Hospital tax on November ballot

The Catalina Island Medical Center, pictured above, must be upgraded or replaced to meet state seismic standards. The issue: how to pay for it. This week, Avalon voters rejected a tax on cross channel boat passengers. File photo

The City Council on Aug. 4 unanimously approved placing a measure on the November ballot to impose a special tax on passengers to Avalon and to boats mooring in Avalon.

If approved, the money would go to funding the state-mandated replacement of the Catalina Island Medical Center.

The projected cost: less than $1,000, according to the staff report by City Manager Denise Radde.

According to City Attorney Scott Campbell, this would be the lesat expensive option.

In related news, there will be a virtual town hall about the ballot measure at 5 p.m., Tuesday, Aug. 11. To register, visit SaveCIMC.org.

Councilmember Yesenia De La Rosa asked if there was a way to get informaiton about the measure to members of the Spanish-speaking community.

Councilmember Cinde MacGugan-Cassidy pointed out that the proposed 2020 hospital tax measure contains a sunset clause. According to Section 10-2.611 of the proposed ordinance, the tax will end either at the end of a 40 year loan , when costs of cocnstruction are paid or in the event hospital construction is abandoned.

In 2018, voters rejected an initiative known as Measure T to tax visitors $1 to pay for a new hospital. The vote was 497 against the transit tax and 392 in favor. A lack of a sunset clause was one of the factors in that measure’s defeat.

The passenger tax

The tax would start at 50 cents, per passenger, according to the report.

“The tax would not apply to vessel or aircraft employees nor would it apply to passengers who have purchased a ticket or secured passage prior to April 1, 2022,” according to the report.

The tax would increase to $1 per passenger on April 1, 2023 and to $2 per passenger on or after April 1, 2024.

“If approved, the Measure, among other things, would establish a special tax for a period of up to approximately 40 years for tickets purchased or passage secured on or after April 1, 2022, for each passenger landing or discharging in the City by way of cruise ship, cross-channel carrier or aircraft carrying passengers for hire or charter,” according to the staff report by City Manager Denise Radde.

The mooring tax

The mooring tax would be $1 a day per vessel. The mooring tax would also start April 1, 2022.

“The tax would apply for each day a vessel rents a mooring, regardless of whether the vessel departs and returns to the mooring during the rental. This tax would not apply to persons for whom the City is their primary residence, nor would it apply to individuals who own moorings or lease them on an annual basis,” according to the report.

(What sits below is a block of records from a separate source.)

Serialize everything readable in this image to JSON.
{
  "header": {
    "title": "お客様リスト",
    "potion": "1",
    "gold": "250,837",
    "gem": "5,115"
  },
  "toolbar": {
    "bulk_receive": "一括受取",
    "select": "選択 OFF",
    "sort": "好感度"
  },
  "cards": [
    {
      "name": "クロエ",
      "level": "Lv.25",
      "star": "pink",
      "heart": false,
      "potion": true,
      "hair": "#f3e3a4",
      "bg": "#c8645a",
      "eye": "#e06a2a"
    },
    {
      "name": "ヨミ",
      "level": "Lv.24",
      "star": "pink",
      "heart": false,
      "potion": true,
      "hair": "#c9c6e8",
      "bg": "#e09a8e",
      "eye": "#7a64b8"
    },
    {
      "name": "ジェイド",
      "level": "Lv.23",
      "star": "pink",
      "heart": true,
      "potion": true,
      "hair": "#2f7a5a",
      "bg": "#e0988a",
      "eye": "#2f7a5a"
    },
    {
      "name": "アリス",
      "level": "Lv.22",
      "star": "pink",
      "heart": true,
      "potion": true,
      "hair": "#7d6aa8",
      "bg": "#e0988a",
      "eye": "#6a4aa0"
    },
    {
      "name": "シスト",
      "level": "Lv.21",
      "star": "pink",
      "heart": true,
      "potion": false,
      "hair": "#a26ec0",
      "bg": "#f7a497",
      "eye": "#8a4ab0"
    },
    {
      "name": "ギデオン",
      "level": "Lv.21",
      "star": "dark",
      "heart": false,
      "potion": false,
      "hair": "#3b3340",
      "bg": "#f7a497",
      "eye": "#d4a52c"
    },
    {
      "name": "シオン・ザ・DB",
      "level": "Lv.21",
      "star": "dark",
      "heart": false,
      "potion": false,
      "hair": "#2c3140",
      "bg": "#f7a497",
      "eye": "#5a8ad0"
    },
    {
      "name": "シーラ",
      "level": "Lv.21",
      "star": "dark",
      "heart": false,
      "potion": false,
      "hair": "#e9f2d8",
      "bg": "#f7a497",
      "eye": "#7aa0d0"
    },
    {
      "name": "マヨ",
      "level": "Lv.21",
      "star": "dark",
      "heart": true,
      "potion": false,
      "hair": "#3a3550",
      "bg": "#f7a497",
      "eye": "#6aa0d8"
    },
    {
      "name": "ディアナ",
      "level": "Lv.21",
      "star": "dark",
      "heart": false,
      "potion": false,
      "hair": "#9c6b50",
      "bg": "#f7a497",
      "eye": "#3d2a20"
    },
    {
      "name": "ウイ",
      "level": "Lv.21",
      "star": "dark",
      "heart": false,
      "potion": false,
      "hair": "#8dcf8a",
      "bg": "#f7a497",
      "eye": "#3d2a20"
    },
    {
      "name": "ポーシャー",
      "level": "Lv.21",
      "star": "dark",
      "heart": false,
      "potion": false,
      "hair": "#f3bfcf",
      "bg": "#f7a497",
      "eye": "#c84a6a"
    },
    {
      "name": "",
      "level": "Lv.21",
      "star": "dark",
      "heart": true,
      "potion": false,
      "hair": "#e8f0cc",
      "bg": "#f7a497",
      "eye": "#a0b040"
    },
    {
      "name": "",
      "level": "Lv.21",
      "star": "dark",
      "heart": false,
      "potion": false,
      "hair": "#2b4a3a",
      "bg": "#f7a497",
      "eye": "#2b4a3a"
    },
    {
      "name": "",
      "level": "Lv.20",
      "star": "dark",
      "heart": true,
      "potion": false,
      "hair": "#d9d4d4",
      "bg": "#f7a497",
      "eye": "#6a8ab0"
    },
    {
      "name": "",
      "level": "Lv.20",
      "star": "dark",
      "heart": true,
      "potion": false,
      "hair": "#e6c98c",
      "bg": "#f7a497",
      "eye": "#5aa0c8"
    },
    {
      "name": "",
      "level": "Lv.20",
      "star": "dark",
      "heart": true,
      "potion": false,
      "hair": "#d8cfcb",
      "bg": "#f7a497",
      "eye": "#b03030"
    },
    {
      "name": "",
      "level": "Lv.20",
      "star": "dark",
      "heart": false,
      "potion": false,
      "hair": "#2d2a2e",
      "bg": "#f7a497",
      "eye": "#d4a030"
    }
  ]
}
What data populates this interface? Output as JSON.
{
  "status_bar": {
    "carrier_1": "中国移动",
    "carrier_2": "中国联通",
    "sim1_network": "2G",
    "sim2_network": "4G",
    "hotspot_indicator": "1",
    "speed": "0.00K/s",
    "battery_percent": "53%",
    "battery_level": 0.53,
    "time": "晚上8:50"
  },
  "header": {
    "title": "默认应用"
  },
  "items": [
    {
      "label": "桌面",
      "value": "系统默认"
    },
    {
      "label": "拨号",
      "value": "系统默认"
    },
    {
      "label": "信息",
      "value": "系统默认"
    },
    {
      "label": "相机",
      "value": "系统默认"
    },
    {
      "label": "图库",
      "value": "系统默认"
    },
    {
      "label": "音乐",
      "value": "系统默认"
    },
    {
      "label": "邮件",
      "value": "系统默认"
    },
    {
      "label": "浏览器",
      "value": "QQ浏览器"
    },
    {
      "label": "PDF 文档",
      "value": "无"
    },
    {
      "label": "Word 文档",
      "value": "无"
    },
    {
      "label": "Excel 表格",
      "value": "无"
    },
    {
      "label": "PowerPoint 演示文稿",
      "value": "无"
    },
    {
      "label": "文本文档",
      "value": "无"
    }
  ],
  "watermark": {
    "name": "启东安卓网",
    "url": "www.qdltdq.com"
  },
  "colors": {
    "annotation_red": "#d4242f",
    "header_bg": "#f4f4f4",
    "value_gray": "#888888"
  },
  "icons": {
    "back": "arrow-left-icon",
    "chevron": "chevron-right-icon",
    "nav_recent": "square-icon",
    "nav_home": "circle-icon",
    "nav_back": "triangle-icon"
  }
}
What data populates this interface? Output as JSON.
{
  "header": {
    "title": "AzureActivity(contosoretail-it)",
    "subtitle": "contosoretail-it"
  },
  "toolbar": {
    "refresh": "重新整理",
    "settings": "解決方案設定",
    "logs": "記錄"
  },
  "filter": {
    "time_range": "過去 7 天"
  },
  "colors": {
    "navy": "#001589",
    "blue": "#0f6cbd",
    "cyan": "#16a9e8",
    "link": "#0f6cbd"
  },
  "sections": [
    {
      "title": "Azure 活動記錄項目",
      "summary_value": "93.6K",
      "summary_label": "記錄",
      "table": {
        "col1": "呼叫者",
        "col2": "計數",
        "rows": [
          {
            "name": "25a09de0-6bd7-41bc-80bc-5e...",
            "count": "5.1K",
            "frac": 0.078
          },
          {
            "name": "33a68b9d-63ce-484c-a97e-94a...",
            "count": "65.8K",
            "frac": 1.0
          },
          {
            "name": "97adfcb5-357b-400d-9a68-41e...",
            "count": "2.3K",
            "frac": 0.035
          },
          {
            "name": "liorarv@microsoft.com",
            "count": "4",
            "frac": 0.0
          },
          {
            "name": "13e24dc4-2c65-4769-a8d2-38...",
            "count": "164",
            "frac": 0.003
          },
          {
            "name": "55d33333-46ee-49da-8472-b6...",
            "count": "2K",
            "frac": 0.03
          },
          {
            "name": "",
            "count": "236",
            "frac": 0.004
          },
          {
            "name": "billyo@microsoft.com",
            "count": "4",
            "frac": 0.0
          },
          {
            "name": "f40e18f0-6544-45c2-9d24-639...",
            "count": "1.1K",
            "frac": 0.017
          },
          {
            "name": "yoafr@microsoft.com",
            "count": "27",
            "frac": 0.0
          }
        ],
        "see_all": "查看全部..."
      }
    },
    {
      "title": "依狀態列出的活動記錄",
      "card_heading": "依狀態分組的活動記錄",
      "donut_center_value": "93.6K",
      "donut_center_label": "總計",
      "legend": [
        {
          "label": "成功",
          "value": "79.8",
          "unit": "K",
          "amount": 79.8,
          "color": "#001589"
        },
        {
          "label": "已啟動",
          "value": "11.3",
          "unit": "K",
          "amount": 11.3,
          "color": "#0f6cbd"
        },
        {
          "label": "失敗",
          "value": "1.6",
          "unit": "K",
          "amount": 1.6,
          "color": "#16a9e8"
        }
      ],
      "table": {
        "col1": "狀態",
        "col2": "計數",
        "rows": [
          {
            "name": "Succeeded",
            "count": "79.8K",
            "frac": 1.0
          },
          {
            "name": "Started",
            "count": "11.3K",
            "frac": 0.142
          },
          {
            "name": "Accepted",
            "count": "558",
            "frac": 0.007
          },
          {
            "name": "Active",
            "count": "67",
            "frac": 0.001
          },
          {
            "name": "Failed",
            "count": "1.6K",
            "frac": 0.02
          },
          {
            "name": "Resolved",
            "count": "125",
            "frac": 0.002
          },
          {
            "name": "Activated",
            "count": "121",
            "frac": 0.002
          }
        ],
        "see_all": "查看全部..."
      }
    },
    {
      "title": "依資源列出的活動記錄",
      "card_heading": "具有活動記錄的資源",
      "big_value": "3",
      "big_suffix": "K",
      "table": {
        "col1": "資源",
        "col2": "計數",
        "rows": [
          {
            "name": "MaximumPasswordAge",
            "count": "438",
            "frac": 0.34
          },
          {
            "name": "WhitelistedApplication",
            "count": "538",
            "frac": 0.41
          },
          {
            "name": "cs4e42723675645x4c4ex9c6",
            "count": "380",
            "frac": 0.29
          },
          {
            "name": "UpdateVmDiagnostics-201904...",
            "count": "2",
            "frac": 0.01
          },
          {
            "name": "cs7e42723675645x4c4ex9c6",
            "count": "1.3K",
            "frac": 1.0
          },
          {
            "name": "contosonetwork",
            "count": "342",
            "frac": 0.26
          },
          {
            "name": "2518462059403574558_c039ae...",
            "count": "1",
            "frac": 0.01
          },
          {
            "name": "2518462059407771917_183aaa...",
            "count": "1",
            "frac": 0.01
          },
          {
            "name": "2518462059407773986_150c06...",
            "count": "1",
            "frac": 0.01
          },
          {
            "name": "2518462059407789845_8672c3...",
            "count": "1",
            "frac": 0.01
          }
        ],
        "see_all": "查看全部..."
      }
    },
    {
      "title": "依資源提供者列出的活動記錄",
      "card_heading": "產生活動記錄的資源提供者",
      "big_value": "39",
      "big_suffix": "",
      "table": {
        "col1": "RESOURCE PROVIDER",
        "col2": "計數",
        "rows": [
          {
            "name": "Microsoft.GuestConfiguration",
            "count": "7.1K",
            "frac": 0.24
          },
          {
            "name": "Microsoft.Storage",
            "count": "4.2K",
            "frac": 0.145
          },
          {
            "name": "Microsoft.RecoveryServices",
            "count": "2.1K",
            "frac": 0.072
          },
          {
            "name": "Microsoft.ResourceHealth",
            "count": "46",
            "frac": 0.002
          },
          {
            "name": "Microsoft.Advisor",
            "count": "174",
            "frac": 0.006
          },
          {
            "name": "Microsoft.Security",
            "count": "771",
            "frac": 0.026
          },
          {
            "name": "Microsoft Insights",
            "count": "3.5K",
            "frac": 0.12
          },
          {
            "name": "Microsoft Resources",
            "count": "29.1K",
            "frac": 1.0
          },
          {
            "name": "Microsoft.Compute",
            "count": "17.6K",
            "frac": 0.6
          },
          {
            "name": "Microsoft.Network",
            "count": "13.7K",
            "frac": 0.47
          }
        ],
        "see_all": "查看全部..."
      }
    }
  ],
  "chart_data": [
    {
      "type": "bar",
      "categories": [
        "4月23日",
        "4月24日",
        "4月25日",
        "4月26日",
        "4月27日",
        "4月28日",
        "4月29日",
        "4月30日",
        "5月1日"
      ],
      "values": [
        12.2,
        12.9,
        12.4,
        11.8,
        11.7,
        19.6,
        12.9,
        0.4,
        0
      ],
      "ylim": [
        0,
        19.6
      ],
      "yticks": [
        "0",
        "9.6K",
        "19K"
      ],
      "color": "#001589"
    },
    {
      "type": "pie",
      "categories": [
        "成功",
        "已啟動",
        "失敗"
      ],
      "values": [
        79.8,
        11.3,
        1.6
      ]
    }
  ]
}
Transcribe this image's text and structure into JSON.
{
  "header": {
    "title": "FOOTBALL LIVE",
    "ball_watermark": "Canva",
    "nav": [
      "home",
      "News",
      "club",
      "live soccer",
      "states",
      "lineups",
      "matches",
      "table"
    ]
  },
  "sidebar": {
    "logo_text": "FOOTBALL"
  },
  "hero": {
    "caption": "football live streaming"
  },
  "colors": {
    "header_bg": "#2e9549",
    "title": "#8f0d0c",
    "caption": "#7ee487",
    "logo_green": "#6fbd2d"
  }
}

“The Measure provides that revenues generated from these special taxes would be deposited into a separate account and could only be used to (i) finance infrastructure to implement new programs at the Catalina Island Medical Center (“CIMC”), (H) finance a new medical center to replace CIMC and (Hi) to pay the costs of imposing and administering these taxes,” according to Radde’s report.

The council that night also received and filed verification of signatures on a petition to put a tax on passengers to Avalon. The Los Angeles County Registrar-Recorder’s Office verified 388 signatures on the petition.

The state government has given hospitals throughout California until 2030 to upgrade hospitals to meet earthquake safety standards.

Hospital tax on November ballot